TREAT Asia Focuses on MSM and Community Advocacy at ICAAP
October 2009—Reaching vulnerable populations and involving affected communities in the implementation of HIV services were two of the major issues addressed by TREAT Asia and amfAR representatives at the ninth International Congress on AIDS in Asia and the Pacific (ICAAP), held in August in Bali.
At a pre-conference meeting on HIV among men who have sex with men (MSM), amfAR CEO Kevin Robert Frost presented a new amfAR report calling for a robust research effort to help understand the most effective models for HIV prevention, treatment, care, and support among MSM in Asia and the Pacific. The report, Ensuring Universal Access to Comprehensive HIV Services for MSM in Asia and the Pacific, warns that if HIV prevention does not improve, "MSM will soon account for the largest proportion of people living with HIV in Asia." It outlines an agenda for operations research that could guide organizations and governments in developing an effective range of programs that could be incorporated in national AIDS strategies and donor initiatives.
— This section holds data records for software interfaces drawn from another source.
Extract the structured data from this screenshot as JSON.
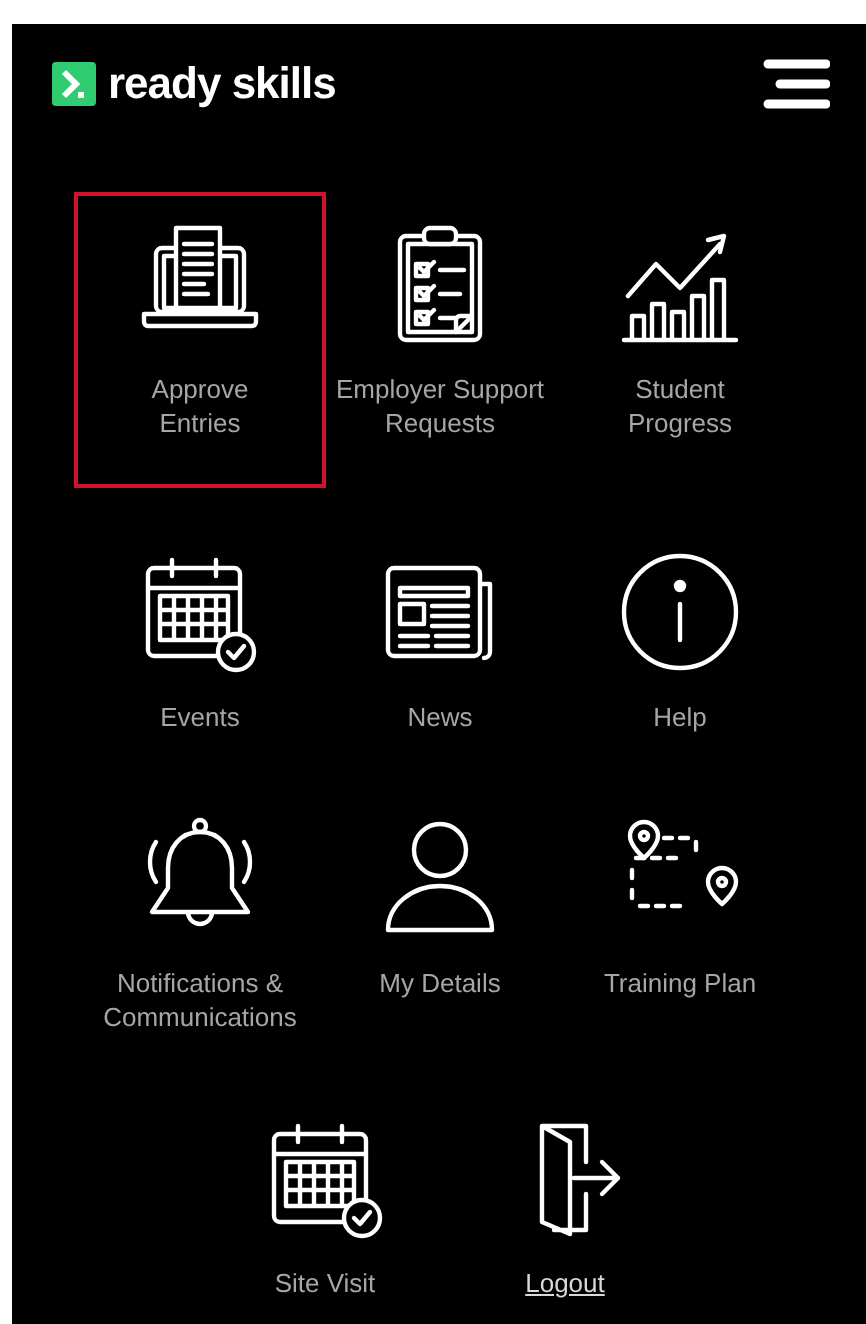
{
  "header": {
    "brand": "ready skills"
  },
  "tiles": [
    {
      "kind": "laptop",
      "label": "Approve Entries",
      "selected": true
    },
    {
      "kind": "clipboard",
      "label": "Employer Support Requests",
      "selected": false
    },
    {
      "kind": "chart",
      "label": "Student Progress",
      "selected": false
    },
    {
      "kind": "calendar",
      "label": "Events",
      "selected": false
    },
    {
      "kind": "news",
      "label": "News",
      "selected": false
    },
    {
      "kind": "info",
      "label": "Help",
      "selected": false
    },
    {
      "kind": "bell",
      "label": "Notifications & Communications",
      "selected": false
    },
    {
      "kind": "person",
      "label": "My Details",
      "selected": false
    },
    {
      "kind": "route",
      "label": "Training Plan",
      "selected": false
    }
  ],
  "bottom": [
    {
      "kind": "calendar",
      "label": "Site Visit",
      "selected": false
    },
    {
      "kind": "logout",
      "label": "Logout",
      "selected": false
    }
  ]
}
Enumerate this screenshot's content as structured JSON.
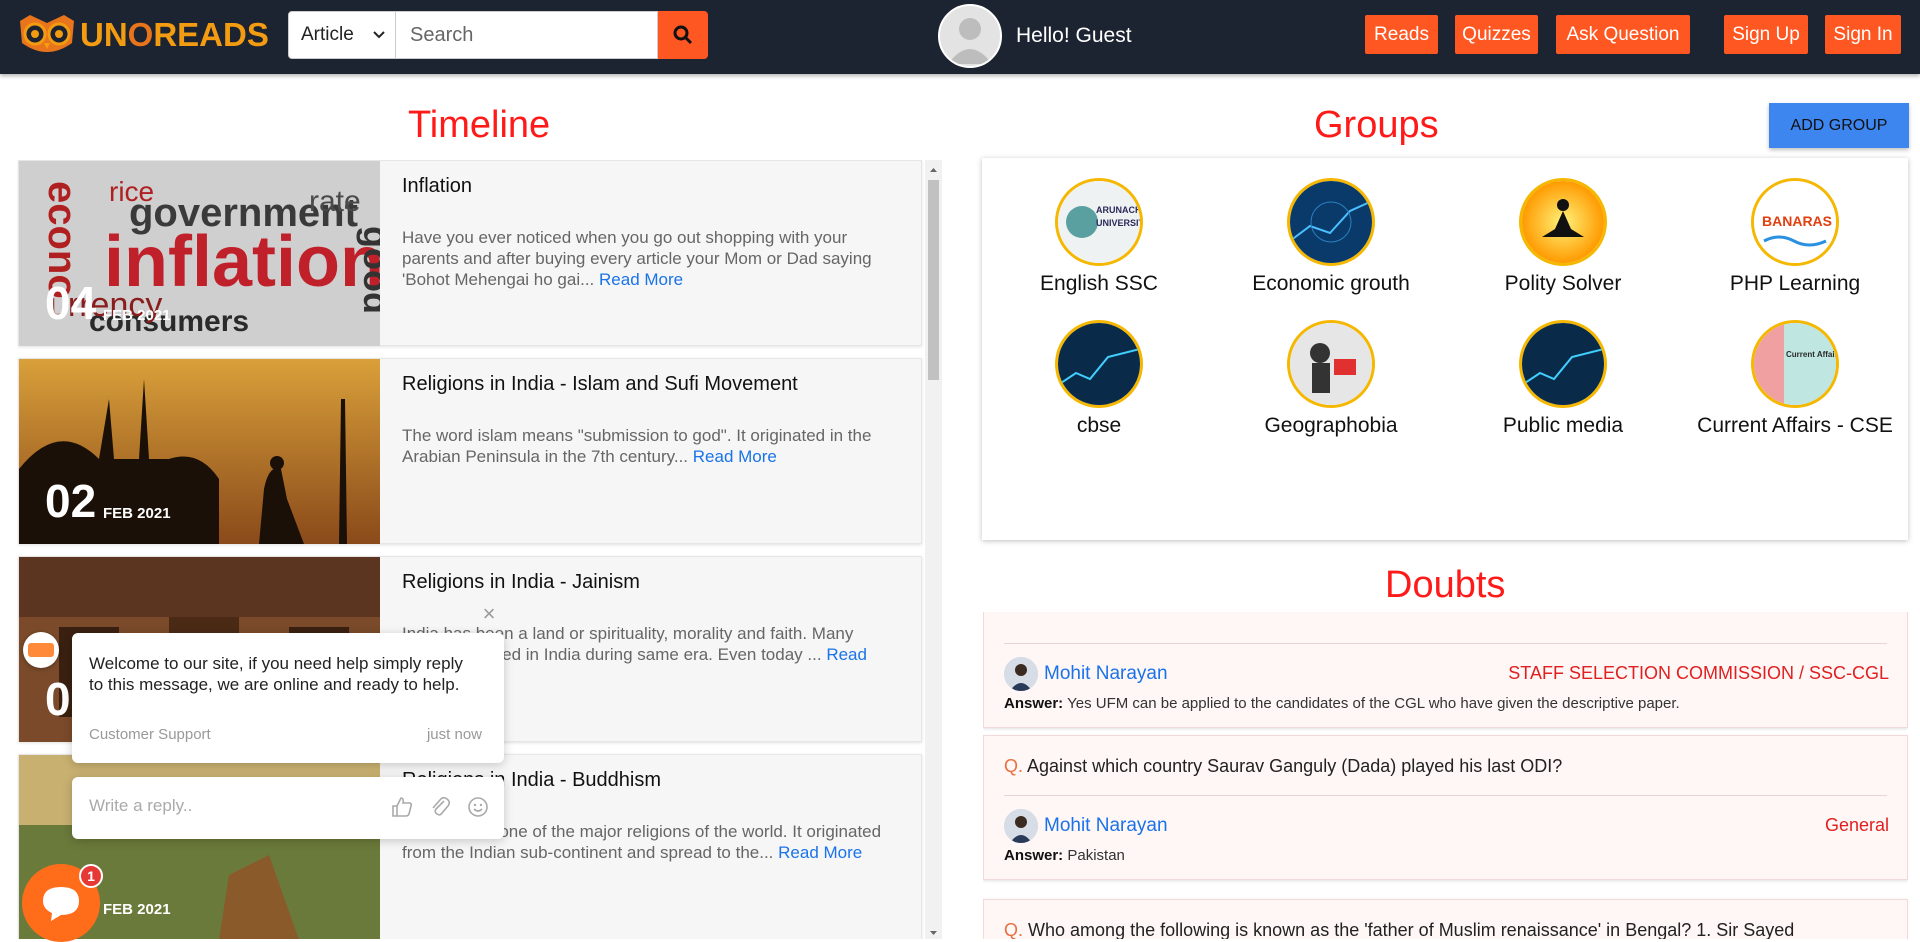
{
  "nav": {
    "logo_text_1": "UN",
    "logo_text_2": "O",
    "logo_text_3": "READS",
    "search_type": "Article",
    "search_placeholder": "Search",
    "greeting": "Hello! Guest",
    "buttons": [
      "Reads",
      "Quizzes",
      "Ask Question",
      "Sign Up",
      "Sign In"
    ]
  },
  "timeline": {
    "heading": "Timeline",
    "read_more": "Read More",
    "posts": [
      {
        "title": "Inflation",
        "day": "04",
        "month": "FEB 2021",
        "excerpt": "Have you ever noticed when you go out shopping with your parents and after buying every article your Mom or Dad saying 'Bohot Mehengai ho gai..."
      },
      {
        "title": "Religions in India - Islam and Sufi Movement",
        "day": "02",
        "month": "FEB 2021",
        "excerpt": "The word islam means \"submission to god\". It originated in the Arabian Peninsula in the 7th century..."
      },
      {
        "title": "Religions in India - Jainism",
        "day": "0",
        "month": "",
        "excerpt": "India has been a land or spirituality, morality and faith. Many religions thrived in India during same era. Even today ..."
      },
      {
        "title": "Religions in India - Buddhism",
        "day": "",
        "month": "FEB 2021",
        "excerpt": "Buddhism is one of the major religions of the world. It originated from the Indian sub-continent and spread to the..."
      }
    ]
  },
  "groups": {
    "heading": "Groups",
    "add_label": "ADD GROUP",
    "items": [
      "English SSC",
      "Economic grouth",
      "Polity Solver",
      "PHP Learning",
      "cbse",
      "Geographobia",
      "Public media",
      "Current Affairs - CSE"
    ]
  },
  "doubts": {
    "heading": "Doubts",
    "answer_label": "Answer:",
    "items": [
      {
        "question": "",
        "user": "Mohit Narayan",
        "category": "STAFF SELECTION COMMISSION / SSC-CGL",
        "answer": "Yes UFM can be applied to the candidates of the CGL who have given the descriptive paper."
      },
      {
        "question": "Against which country Saurav Ganguly (Dada) played his last ODI?",
        "user": "Mohit Narayan",
        "category": "General",
        "answer": "Pakistan"
      },
      {
        "question": "Who among the following is known as the 'father of Muslim renaissance' in Bengal? 1. Sir Sayed",
        "user": "",
        "category": "",
        "answer": ""
      }
    ],
    "q_marker": "Q."
  },
  "chat": {
    "message": "Welcome to our site, if you need help simply reply to this message, we are online and ready to help.",
    "from": "Customer Support",
    "time": "just now",
    "reply_placeholder": "Write a reply..",
    "badge": "1"
  },
  "colors": {
    "nav_bg": "#1c2331",
    "accent": "#ff5722",
    "heading": "#ff1a1a",
    "link": "#1a73e8",
    "group_border": "#f5b700",
    "add_group": "#3d86f0"
  }
}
At the conference, TREAT Asia's MSM program coordinator Hua Boonyapisomparn gave a plenary presentation on the need for collaboration between health systems and the communities they serve. She offered examples of successful programs in India, Thailand, and China for which TREAT Asia provides technical support, and used her own experiences as a transgender person to illustrate the need for community involvement.
"Without community advocates who can identify and address these gaps in care for transgender people, our voices will not be heard and our health needs will not be met," she said. "We need to invest in the community as much as we need to pay for medicines and blood testing."
In addition, TREAT Asia community program manager Jennifer Ho presented a poster on the involvement of people living with HIV in the work of AIDS Care China, a TREAT Asia-supported organization that provides treatment education and support services.